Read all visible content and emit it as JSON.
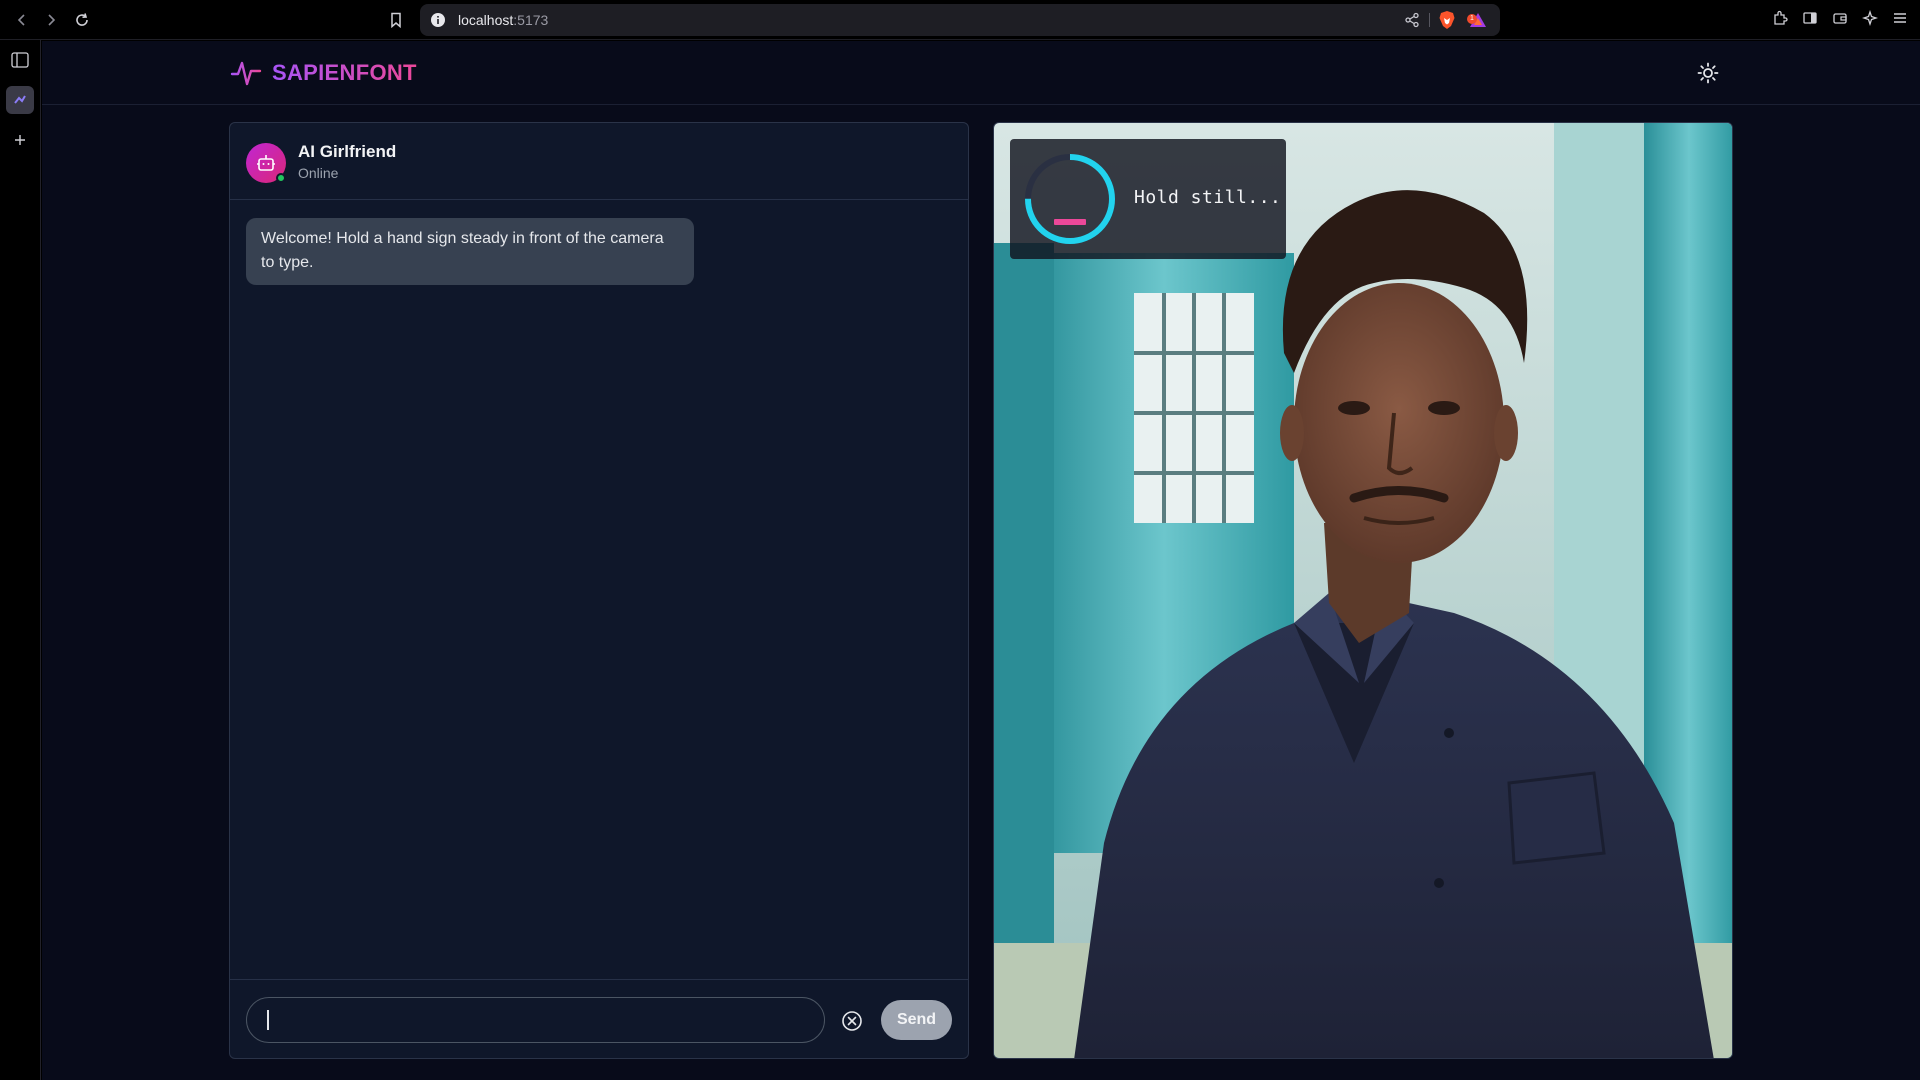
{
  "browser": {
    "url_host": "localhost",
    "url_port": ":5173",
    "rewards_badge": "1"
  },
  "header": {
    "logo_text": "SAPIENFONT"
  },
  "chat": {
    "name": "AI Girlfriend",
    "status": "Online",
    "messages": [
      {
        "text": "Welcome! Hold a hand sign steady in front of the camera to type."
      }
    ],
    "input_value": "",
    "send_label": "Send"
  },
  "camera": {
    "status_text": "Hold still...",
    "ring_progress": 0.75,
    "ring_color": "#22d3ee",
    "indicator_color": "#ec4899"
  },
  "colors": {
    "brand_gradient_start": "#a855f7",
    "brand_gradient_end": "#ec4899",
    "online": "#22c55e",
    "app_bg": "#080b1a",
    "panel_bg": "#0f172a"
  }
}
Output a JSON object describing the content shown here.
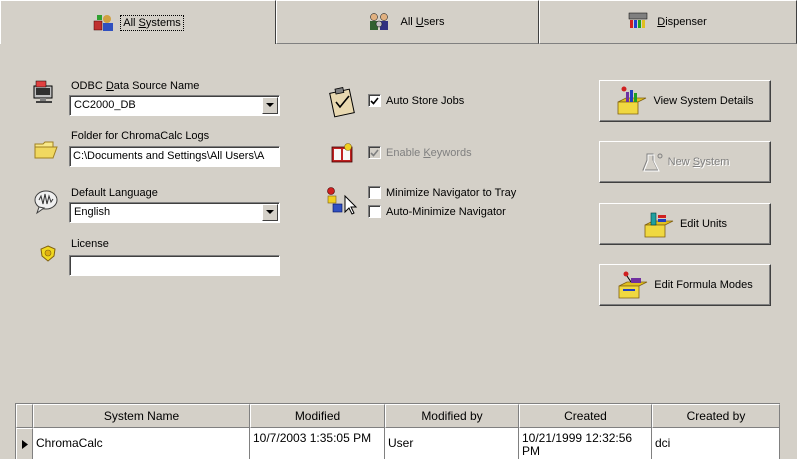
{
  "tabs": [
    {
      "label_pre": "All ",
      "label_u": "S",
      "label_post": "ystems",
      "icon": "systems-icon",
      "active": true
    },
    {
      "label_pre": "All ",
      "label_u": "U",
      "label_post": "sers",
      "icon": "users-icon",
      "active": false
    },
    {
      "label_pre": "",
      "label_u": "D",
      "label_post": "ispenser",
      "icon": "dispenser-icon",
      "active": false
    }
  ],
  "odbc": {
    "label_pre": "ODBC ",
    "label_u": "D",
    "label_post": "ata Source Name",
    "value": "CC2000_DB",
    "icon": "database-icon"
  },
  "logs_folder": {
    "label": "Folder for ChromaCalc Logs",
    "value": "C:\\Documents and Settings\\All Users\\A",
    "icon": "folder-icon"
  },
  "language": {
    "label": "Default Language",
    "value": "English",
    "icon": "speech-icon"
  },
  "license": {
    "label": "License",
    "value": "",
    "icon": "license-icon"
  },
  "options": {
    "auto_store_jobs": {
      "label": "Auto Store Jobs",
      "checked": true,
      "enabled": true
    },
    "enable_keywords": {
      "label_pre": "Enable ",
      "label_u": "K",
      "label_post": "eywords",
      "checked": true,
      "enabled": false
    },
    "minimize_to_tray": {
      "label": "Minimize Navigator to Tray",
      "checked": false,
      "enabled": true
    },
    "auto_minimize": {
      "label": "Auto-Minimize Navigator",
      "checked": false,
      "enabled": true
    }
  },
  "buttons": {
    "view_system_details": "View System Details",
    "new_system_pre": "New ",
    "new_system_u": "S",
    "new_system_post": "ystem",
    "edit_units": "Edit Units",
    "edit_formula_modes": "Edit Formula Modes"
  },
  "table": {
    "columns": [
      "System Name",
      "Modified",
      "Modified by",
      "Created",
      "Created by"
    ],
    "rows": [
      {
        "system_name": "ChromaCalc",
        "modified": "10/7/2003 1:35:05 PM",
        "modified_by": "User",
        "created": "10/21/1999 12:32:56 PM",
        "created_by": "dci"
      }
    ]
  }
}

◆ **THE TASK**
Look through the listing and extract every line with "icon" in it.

◆ **PROBLEM SOLUTION**
      "icon": "systems-icon",
      "icon": "users-icon",
      "icon": "dispenser-icon",
    "icon": "database-icon"
    "icon": "folder-icon"
    "icon": "speech-icon"
    "icon": "license-icon"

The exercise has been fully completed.